“You can’t ‘just’ be a poet—which when rent is due is absolutely true—therefore we get pretend titles like Ambassador and Legislator and Seer. The upside is that we are free (or, downside, forced) to find or invent roles for ourselves (and our poems) that engage differently with the material demands of our culture.”~Mark Bibbins
I came across this quote yesterday, after a conversation the evening before with my husband about the paths we take and why we take them, and whether or not we regret them, or at the very least, wish we’d done things differently.
This is something I’ve thought about a lot recently, as I find myself aging, as I lose friends and loved ones, as I traverse the territory of middle-age that stands between now and crone. And I find myself, quite often, wishing I had done just that. Except then I realize that I did do everything differently, without thought, without choice even, because my path was never the one paved with asphalt and fancy construction, my path was always just a break in the trees somewhere in the woods, and I was always the barefoot girl staring wide-eyed at the moon.
So, okay, no regrets, but there are still things that haunt me. And the older I get, the more security becomes one of them, the more struggling looks less romantic and simply hard. The more I wonder if I should have put some high heels on all those years ago and walked down a different road, wearing a suit that might confine, but would also protect. I was a straight-A student my whole life. I could have done anything. (At least that’s what the little voice whispers.)
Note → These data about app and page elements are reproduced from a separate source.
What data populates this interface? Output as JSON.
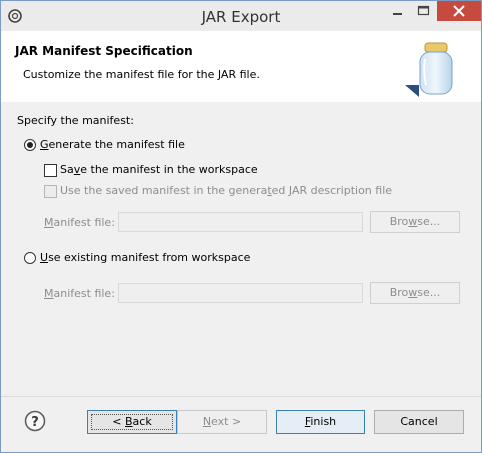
{
  "window": {
    "title": "JAR Export"
  },
  "header": {
    "title": "JAR Manifest Specification",
    "description": "Customize the manifest file for the JAR file."
  },
  "form": {
    "section_label": "Specify the manifest:",
    "option_generate": {
      "label_pre": "",
      "mnemonic": "G",
      "label_post": "enerate the manifest file",
      "selected": true
    },
    "save_manifest": {
      "label_pre": "Sa",
      "mnemonic": "v",
      "label_post": "e the manifest in the workspace",
      "checked": false,
      "enabled": true
    },
    "use_saved_manifest": {
      "label_pre": "Use the saved manifest in the genera",
      "mnemonic": "t",
      "label_post": "ed JAR description file",
      "checked": false,
      "enabled": false
    },
    "manifest_file_1": {
      "label_pre": "",
      "mnemonic": "M",
      "label_post": "anifest file:",
      "value": "",
      "browse": {
        "pre": "Bro",
        "mnemonic": "w",
        "post": "se..."
      }
    },
    "option_existing": {
      "label_pre": "",
      "mnemonic": "U",
      "label_post": "se existing manifest from workspace",
      "selected": false
    },
    "manifest_file_2": {
      "label_pre": "",
      "mnemonic": "M",
      "label_post": "anifest file:",
      "value": "",
      "browse": {
        "pre": "Bro",
        "mnemonic": "w",
        "post": "se..."
      }
    }
  },
  "footer": {
    "back": {
      "pre": "< ",
      "mnemonic": "B",
      "post": "ack"
    },
    "next": {
      "pre": "",
      "mnemonic": "N",
      "post": "ext >"
    },
    "finish": {
      "pre": "",
      "mnemonic": "F",
      "post": "inish"
    },
    "cancel": "Cancel"
  },
  "icons": {
    "app": "eclipse-icon",
    "banner": "jar-icon",
    "help": "help-icon"
  },
  "colors": {
    "close_button": "#c74a3e",
    "focus_border": "#3c7fb1"
  }
}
But the voice that always answers back, the one that’s stronger and sing-song and slightly rose-colored, tells a different story. That I could only ever have done exactly what I did. I could only ever be who I am. And that is my solace.
Will it be enough to see me through?
Only time will tell, and besides, the sun is shining down on these roses about to bloom and a few years back, this whole bush was crushed to the ground. I see no regret in these buds that turn themselves boldly towards the sun, and the thorns and the scars are all hidden just now, in the darkest shadows of growth.
I’ll sit here and watch them open and listen to the birds and inhale all the yesterdays that brought me to this moment.
And all I’ll breathe out is today.